You might be wondering how Jacqueline’s killer has not yet been identified given the extensive forensic evidence found at the crime scene, especially if they are a serial killer. Even though the limitations of the technology available at the time only enabled authorities to determine that Jacqueline’s killer was a secretor with type O blood, it is hard to understand why there has not been a hit on the killer’s blood or semen samples in the DNA databanks in the decades since the crime. Arntfield contends that the common theories for a lack of DNA match proposed by the authorities—the perpetrator had not been arrested since 2001, left the country, died, or stopped killing—do not hold water in this case. Instead, the criminologist points to Canada’s strict regulations on the use of familial DNA, which is determined on a case-by-case basis and rarely approved. In other countries, such as the US, familial DNA matches have helped to catch notorious serial killers, like the Golden State Killer.
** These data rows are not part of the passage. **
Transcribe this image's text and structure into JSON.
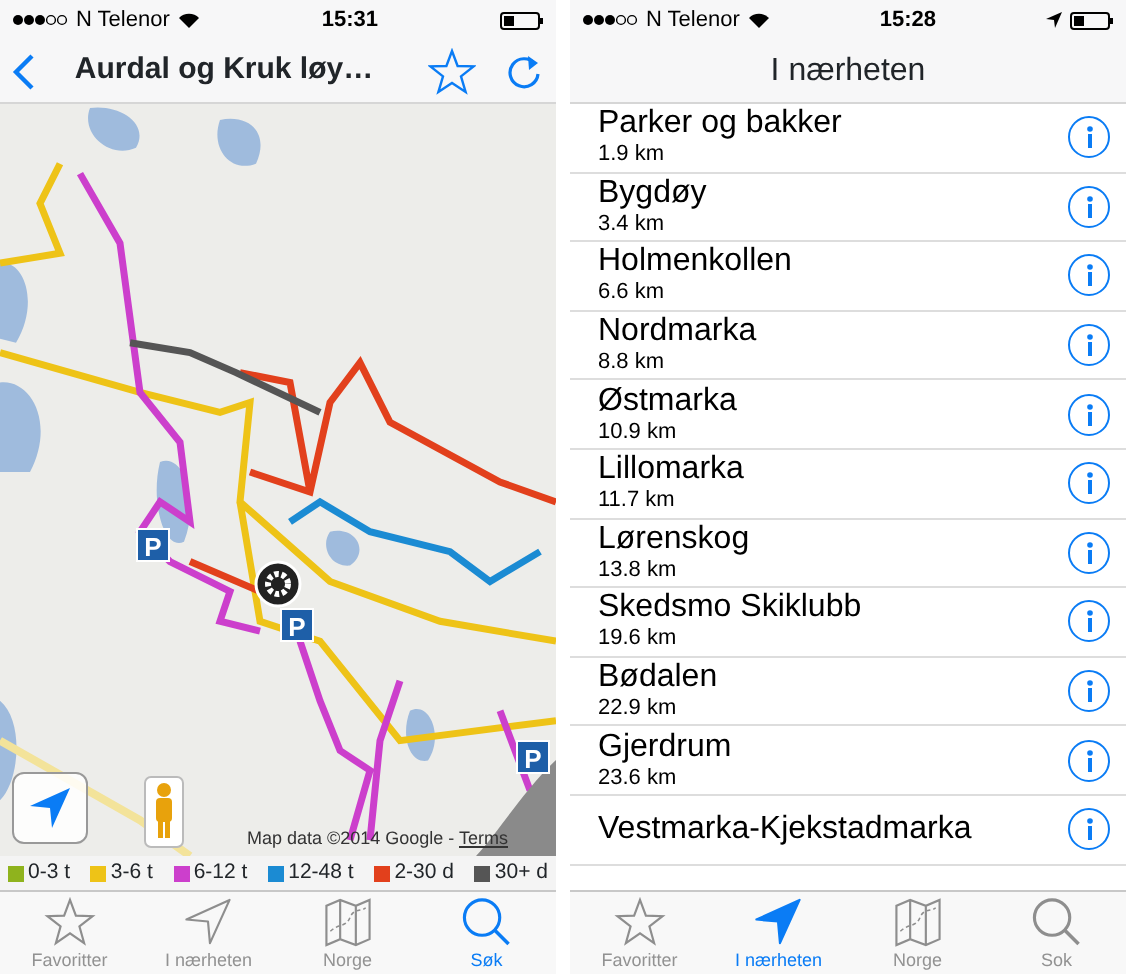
{
  "map_screen": {
    "status_bar": {
      "carrier": "N Telenor",
      "time": "15:31"
    },
    "nav_bar": {
      "title": "Aurdal og Kruk løy…"
    },
    "map": {
      "markers": [
        {
          "kind": "parking",
          "label": "P"
        },
        {
          "kind": "parking",
          "label": "P"
        },
        {
          "kind": "parking",
          "label": "P"
        },
        {
          "kind": "settings"
        }
      ],
      "attribution": "Map data ©2014 Google - ",
      "terms_link": "Terms"
    },
    "legend": [
      {
        "label": "0-3 t",
        "color": "#8fb31d"
      },
      {
        "label": "3-6 t",
        "color": "#eec317"
      },
      {
        "label": "6-12 t",
        "color": "#cc3fcc"
      },
      {
        "label": "12-48 t",
        "color": "#1b8bd3"
      },
      {
        "label": "2-30 d",
        "color": "#e2401c"
      },
      {
        "label": "30+ d",
        "color": "#555555"
      }
    ],
    "tab_bar": [
      {
        "label": "Favoritter",
        "selected": false
      },
      {
        "label": "I nærheten",
        "selected": false
      },
      {
        "label": "Norge",
        "selected": false
      },
      {
        "label": "Søk",
        "selected": true
      }
    ]
  },
  "nearby_screen": {
    "status_bar": {
      "carrier": "N Telenor",
      "time": "15:28"
    },
    "nav_bar": {
      "title": "I nærheten"
    },
    "places": [
      {
        "name": "Parker og bakker",
        "distance": "1.9 km"
      },
      {
        "name": "Bygdøy",
        "distance": "3.4 km"
      },
      {
        "name": "Holmenkollen",
        "distance": "6.6 km"
      },
      {
        "name": "Nordmarka",
        "distance": "8.8 km"
      },
      {
        "name": "Østmarka",
        "distance": "10.9 km"
      },
      {
        "name": "Lillomarka",
        "distance": "11.7 km"
      },
      {
        "name": "Lørenskog",
        "distance": "13.8 km"
      },
      {
        "name": "Skedsmo Skiklubb",
        "distance": "19.6 km"
      },
      {
        "name": "Bødalen",
        "distance": "22.9 km"
      },
      {
        "name": "Gjerdrum",
        "distance": "23.6 km"
      },
      {
        "name": "Vestmarka-Kjekstadmarka"
      }
    ],
    "tab_bar": [
      {
        "label": "Favoritter",
        "selected": false
      },
      {
        "label": "I nærheten",
        "selected": true
      },
      {
        "label": "Norge",
        "selected": false
      },
      {
        "label": "Sok",
        "selected": false
      }
    ]
  }
}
Additionally, the samples from Jacqueline’s crime scene could have been stored improperly and degraded, making the match impossible.
The theory about the failure to find a DNA match to Jacqueline’s killer that I think is the most intriguing, though, is that relatively recent research has found that DNA methylation, “the evolving biochemical composition of cells, changes as people age … [This] could theoretically mean … a crime scene sample left in the 1960s wouldn’t look the same to the system for comparison purposes as that same suspect’s DNA would today, especially under high stringency standards.” In other words, Jacqueline’s killer might very well have killed again, and his DNA could be in the databases, but it might appear just different enough that it does not result in a DNA match. The ramifications of this for countless other cold cases gives me the chills.
Who do you think murdered Jacqueline?
Jacqueline was a beloved 16-year-old grade 10 student, and her brutal murder rocked the community. The crime has haunted London Police Service, and it is still prominently featured on the department’s unsolved murders page.
If you have any information about Jacqueline’s murder, please contact London Police Service at 519-661-5670.
Jacqueline Dunleavy – London Police Service cold case overview
The Forest City Killer – book by Vanessa Brown
Murder City – book by Michael Arntfield